States spending one hundred million dollars a day on its military effort given that such funds might be far better spent on recovery itself. If US troops were to pull out tomorrow, what would they have left behind? The Soviets spent nearly a decade fighting their war in Afghanistan. Little tangible remains of their past involvement today.
NATO forces have now occupied Afghanistan longer than the Soviets. In a war with objectives difficult, if not impossible, to define, Western military casualties have been swelling steadily since 2004, when the Taliban began to reemerge as a formidable force. By mid 2011, over twenty-five hundred American, British, French, German, Canadian, Italian, and other soldiers had been killed. More than half the injuries and deaths were not the result of direct combat. The insurgents have been inflicting increasing casualties by roadside bombs, booby traps, and other improvised explosive devices (or IEDs). In contrast, over eighteen thousand Afghans had lost their lives in less than a decade, at least half of them civilian. A further forty thousand, both military and civilian, have been wounded. While NATO analysts argue that current Afghan casualties are “modest” compared with the 1.5 million believed to have died during the Soviet-Afghan war, others point out that the current conflict could have been avoided had the West adopted a more realistic approach to Afghanistan during the early 2000s and not been obsessed by terrorism, narcotics, and other distracting factors—notably the war in Iraq.
The reality is that overall security, particularly in the countryside, is worsening.

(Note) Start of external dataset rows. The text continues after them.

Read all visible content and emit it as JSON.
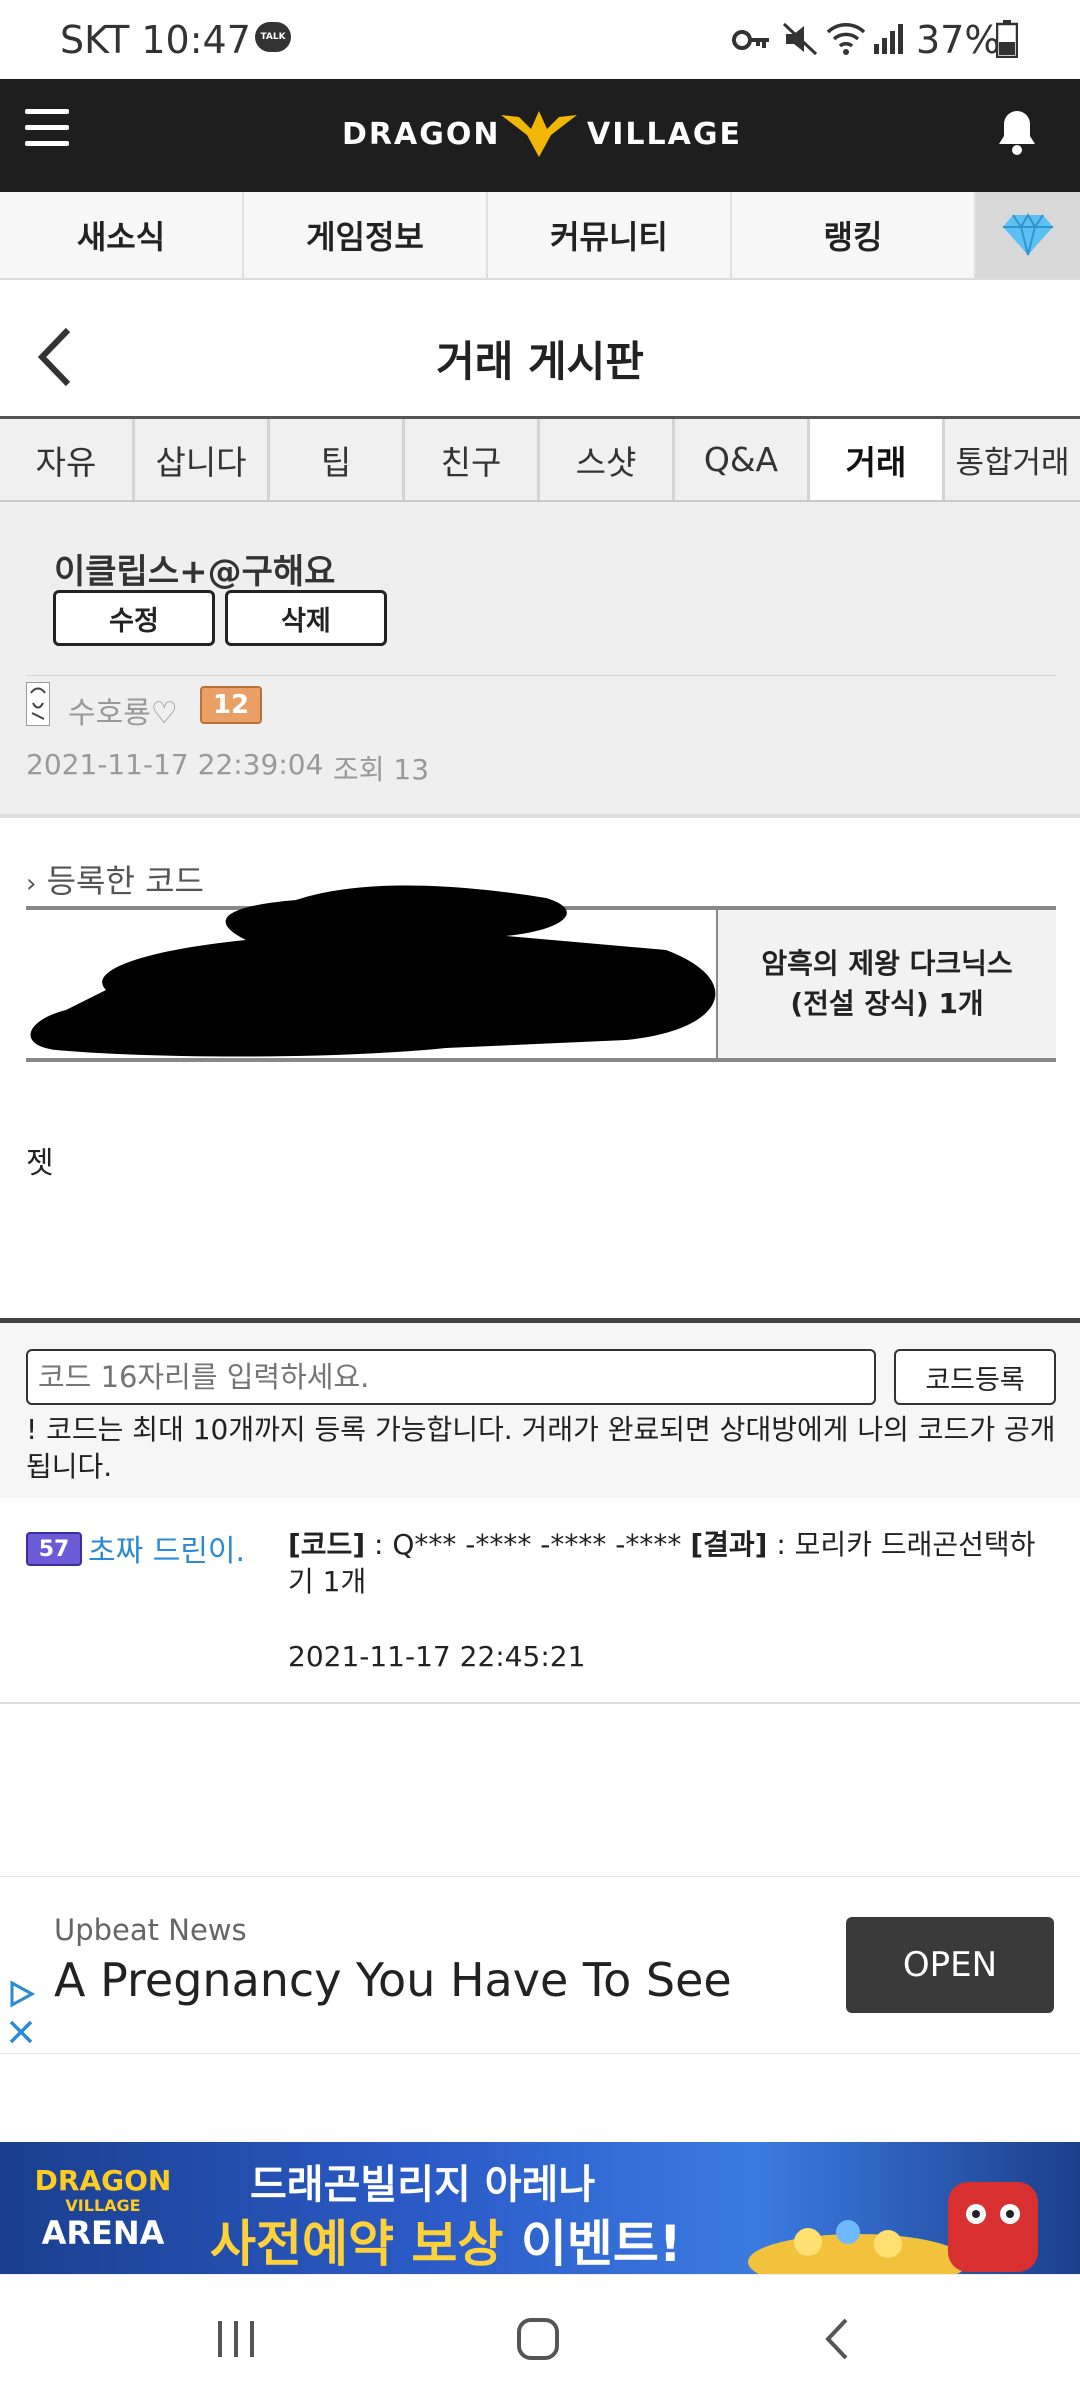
{
  "status_bar": {
    "carrier_time": "SKT 10:47",
    "talk_badge": "TALK",
    "battery": "37%"
  },
  "header": {
    "logo_left": "DRAGON",
    "logo_right": "VILLAGE"
  },
  "main_nav": [
    "새소식",
    "게임정보",
    "커뮤니티",
    "랭킹"
  ],
  "board": {
    "title": "거래 게시판"
  },
  "sub_tabs": [
    "자유",
    "삽니다",
    "팁",
    "친구",
    "스샷",
    "Q&A",
    "거래",
    "통합거래"
  ],
  "post": {
    "title": "이클립스+@구해요",
    "edit_label": "수정",
    "delete_label": "삭제",
    "author": "수호룡♡",
    "author_level": "12",
    "date": "2021-11-17 22:39:04",
    "views": "조회 13"
  },
  "code_section": {
    "label": "등록한 코드",
    "reward_line1": "암흑의 제왕 다크닉스",
    "reward_line2": "(전설 장식) 1개",
    "body": "젯"
  },
  "code_entry": {
    "placeholder": "코드 16자리를 입력하세요.",
    "register_label": "코드등록",
    "notice": "! 코드는 최대 10개까지 등록 가능합니다. 거래가 완료되면 상대방에게 나의 코드가 공개됩니다."
  },
  "log": {
    "level": "57",
    "user": "초짜 드린이.",
    "code_tag": "[코드]",
    "code_value": " : Q*** -**** -**** -**** ",
    "result_tag": "[결과]",
    "result_value": " : 모리카 드래곤선택하기 1개",
    "date": "2021-11-17 22:45:21"
  },
  "ad": {
    "source": "Upbeat News",
    "headline": "A Pregnancy You Have To See",
    "cta": "OPEN"
  },
  "banner": {
    "logo_line1": "DRAGON",
    "logo_line2": "VILLAGE",
    "logo_line3": "ARENA",
    "line1": "드래곤빌리지 아레나",
    "line2a": "사전예약 보상",
    "line2b": "이벤트!"
  },
  "colors": {
    "header_bg": "#1e1e1e",
    "accent_gold": "#f2b705",
    "link_blue": "#2a8ad4",
    "ad_button": "#3a3a3a"
  }
}
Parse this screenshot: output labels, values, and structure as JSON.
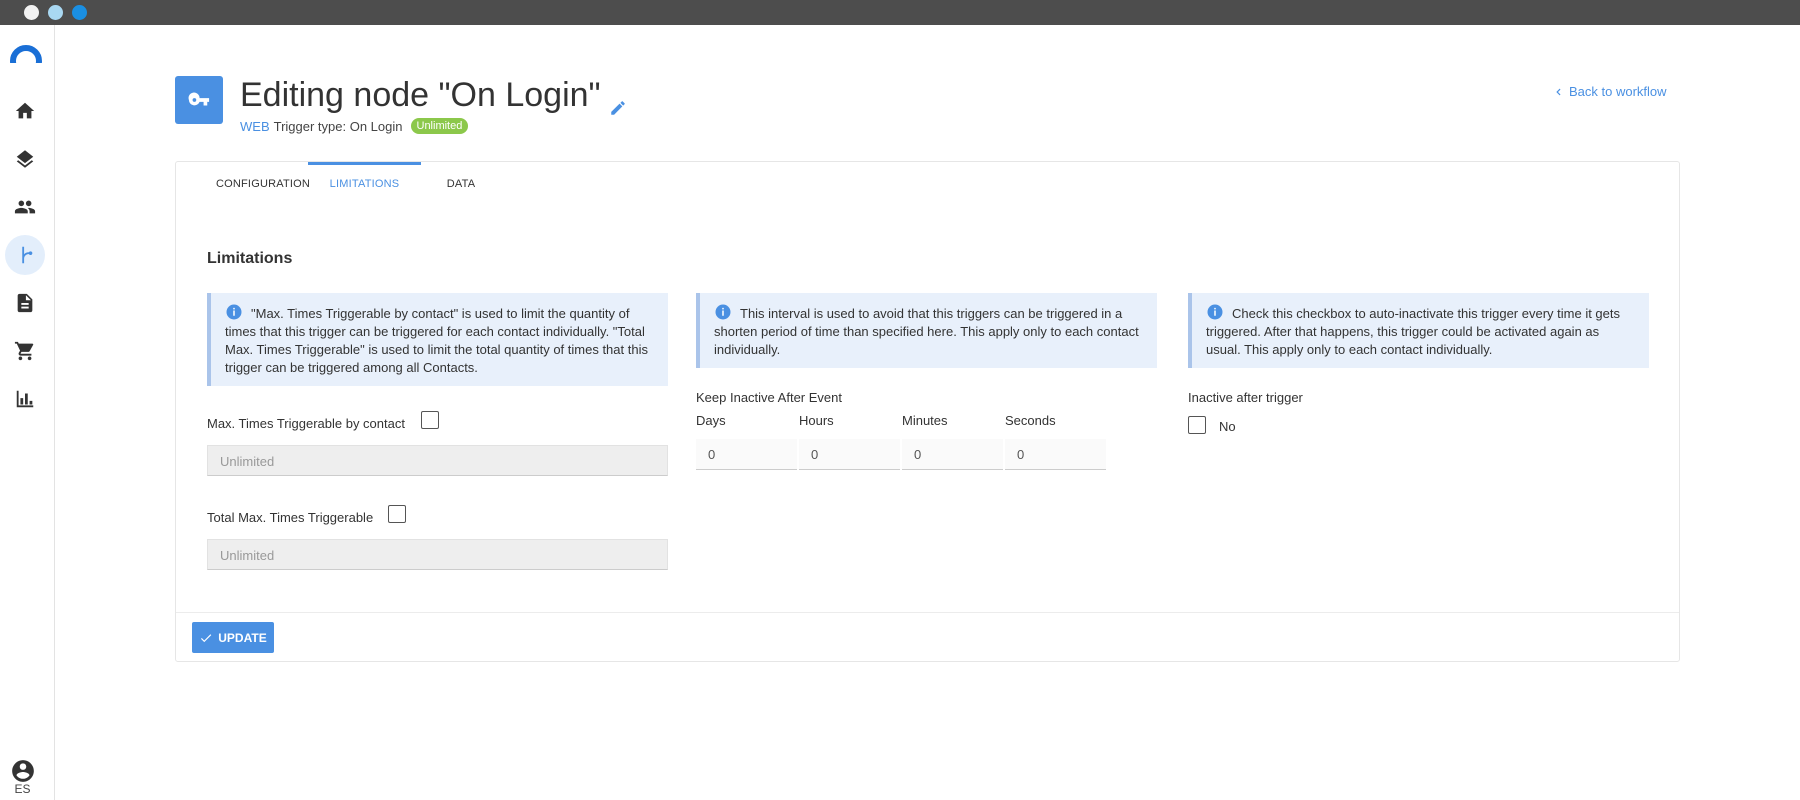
{
  "page": {
    "title": "Editing node \"On Login\"",
    "subtitle_web": "WEB",
    "subtitle_trigger": "Trigger type: On Login",
    "badge": "Unlimited",
    "back_link": "Back to workflow"
  },
  "sidebar": {
    "items": [
      {
        "icon": "home-icon"
      },
      {
        "icon": "layers-icon"
      },
      {
        "icon": "people-icon"
      },
      {
        "icon": "workflow-icon",
        "active": true
      },
      {
        "icon": "document-icon"
      },
      {
        "icon": "cart-icon"
      },
      {
        "icon": "chart-icon"
      }
    ],
    "language": "ES"
  },
  "tabs": {
    "configuration": "CONFIGURATION",
    "limitations": "LIMITATIONS",
    "data": "DATA"
  },
  "limitations": {
    "title": "Limitations",
    "info1": "\"Max. Times Triggerable by contact\" is used to limit the quantity of times that this trigger can be triggered for each contact individually. \"Total Max. Times Triggerable\" is used to limit the total quantity of times that this trigger can be triggered among all Contacts.",
    "info2": "This interval is used to avoid that this triggers can be triggered in a shorten period of time than specified here. This apply only to each contact individually.",
    "info3": "Check this checkbox to auto-inactivate this trigger every time it gets triggered. After that happens, this trigger could be activated again as usual. This apply only to each contact individually.",
    "max_by_contact_label": "Max. Times Triggerable by contact",
    "max_by_contact_placeholder": "Unlimited",
    "total_max_label": "Total Max. Times Triggerable",
    "total_max_placeholder": "Unlimited",
    "keep_inactive_label": "Keep Inactive After Event",
    "days_label": "Days",
    "hours_label": "Hours",
    "minutes_label": "Minutes",
    "seconds_label": "Seconds",
    "days_value": "0",
    "hours_value": "0",
    "minutes_value": "0",
    "seconds_value": "0",
    "inactive_label": "Inactive after trigger",
    "inactive_value": "No"
  },
  "footer": {
    "update_label": "UPDATE"
  },
  "colors": {
    "accent": "#4a90e2",
    "badge": "#8cc84b",
    "info_bg": "#e8f0fb"
  }
}
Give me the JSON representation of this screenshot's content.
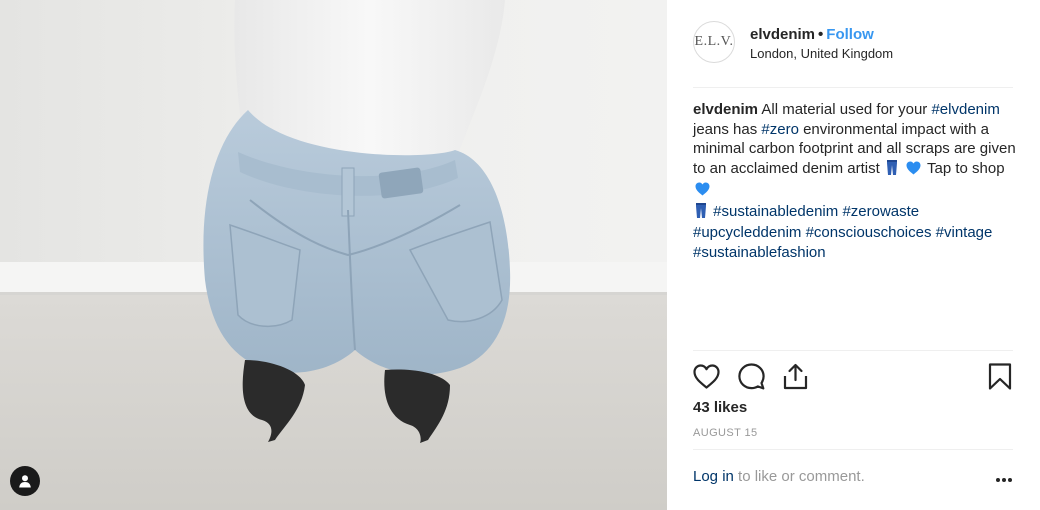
{
  "post": {
    "username": "elvdenim",
    "follow_label": "Follow",
    "separator": "•",
    "location": "London, United Kingdom",
    "avatar_text": "E.L.V.",
    "caption": {
      "username": "elvdenim",
      "p1": "All material used for your",
      "tag_elvdenim": "#elvdenim",
      "p2": "jeans has",
      "tag_zero": "#zero",
      "p3": "environmental impact with a minimal carbon footprint and all scraps are given to an acclaimed denim artist",
      "p4": "Tap to shop",
      "tags": [
        "#sustainabledenim",
        "#zerowaste",
        "#upcycleddenim",
        "#consciouschoices",
        "#vintage",
        "#sustainablefashion"
      ]
    },
    "likes": "43 likes",
    "date": "AUGUST 15",
    "footer": {
      "login_label": "Log in",
      "rest": "to like or comment."
    },
    "icons": {
      "like": "heart-icon",
      "comment": "comment-icon",
      "share": "share-icon",
      "save": "bookmark-icon",
      "more": "more-icon",
      "user_tags": "user-icon"
    },
    "colors": {
      "link": "#3897f0",
      "hashtag": "#003569",
      "muted": "#999999",
      "heart_emoji": "#2b8df0"
    }
  }
}
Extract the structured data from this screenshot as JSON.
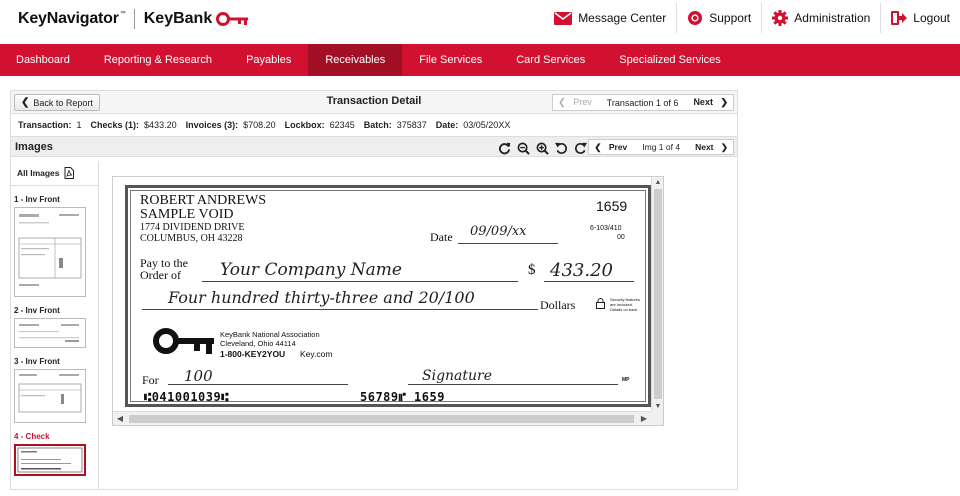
{
  "header": {
    "brand_name": "KeyNavigator",
    "brand_tm": "™",
    "bank_name": "KeyBank",
    "links": [
      "Message Center",
      "Support",
      "Administration",
      "Logout"
    ]
  },
  "nav": {
    "items": [
      "Dashboard",
      "Reporting & Research",
      "Payables",
      "Receivables",
      "File Services",
      "Card Services",
      "Specialized Services"
    ],
    "active": "Receivables"
  },
  "titlebar": {
    "back_label": "Back to Report",
    "title": "Transaction Detail",
    "prev": "Prev",
    "position": "Transaction 1 of 6",
    "next": "Next"
  },
  "summary": {
    "transaction_label": "Transaction:",
    "transaction": "1",
    "checks_label": "Checks (1):",
    "checks": "$433.20",
    "invoices_label": "Invoices (3):",
    "invoices": "$708.20",
    "lockbox_label": "Lockbox:",
    "lockbox": "62345",
    "batch_label": "Batch:",
    "batch": "375837",
    "date_label": "Date:",
    "date": "03/05/20XX"
  },
  "images": {
    "title": "Images",
    "all_images": "All Images",
    "prev": "Prev",
    "position": "Img 1 of 4",
    "next": "Next",
    "thumbs": [
      "1 - Inv Front",
      "2 - Inv Front",
      "3 - Inv Front",
      "4 - Check"
    ]
  },
  "check": {
    "name": "ROBERT ANDREWS",
    "line2": "SAMPLE VOID",
    "address1": "1774 DIVIDEND DRIVE",
    "address2": "COLUMBUS, OH  43228",
    "number": "1659",
    "fraction": "6-103/410",
    "fraction2": "00",
    "date_label": "Date",
    "date_value": "09/09/xx",
    "pay_to_label": "Pay to the",
    "order_of_label": "Order of",
    "payee": "Your Company Name",
    "dollar_sign": "$",
    "amount": "433.20",
    "written_amount": "Four hundred thirty-three and 20/100",
    "dollars_label": "Dollars",
    "security_note": "Security features are included. Details on back.",
    "bank_name": "KeyBank National Association",
    "bank_city": "Cleveland, Ohio 44114",
    "bank_phone": "1-800-KEY2YOU",
    "bank_site": "Key.com",
    "for_label": "For",
    "memo": "100",
    "signature": "Signature",
    "mp": "MP",
    "micr_routing": "⑆041001039⑆",
    "micr_account": "56789⑈ 1659"
  },
  "colors": {
    "brand_red": "#d21130",
    "nav_active": "#a30f24"
  }
}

Former mujahideen whom I knew in the 1980s and ’90s, and who had contacts with the insurgents, apologized for not being able to take me into parts of eastern Afghanistan. “We cannot guarantee your safety,” they told me. Even friends whom I know are involved with the insurgents, but still respect traditional Afghan hospitality, are reluctant to take me through their zones of control. Traveling has become a highly hazardous undertaking. I had felt far safer trekking clandestinely through the mountains during the Soviet era than today.
But Afghanistan’s problems are not just a lack of security. Too much money, combined with expectations too high and unrealistic, has been thrown at Afghanistan, propping up an ineffectual and corrupt regime. The overall economy is highly artificial and largely dependent on international development aid, military expenditure, and narcotics trafficking. In addition to the foreign aid contractors, the bulk of the revenue has gone to a small but powerful privileged elite of Afghans, notably senior government officials, warlords, and businesspeople with the right connections. In 2010, Transparency International ranked Afghanistan as the world’s most corrupt country, with graft permeating all levels of the administration, including President Hamid Karzai’s own family, who have benefited overwhelmingly from the recovery process.
Excerpt of Killing the Cranes used with permission by Chelsea Green, ©2011, Edward Girardet, all rights reserved. Author photo ©Shobhan Saxena.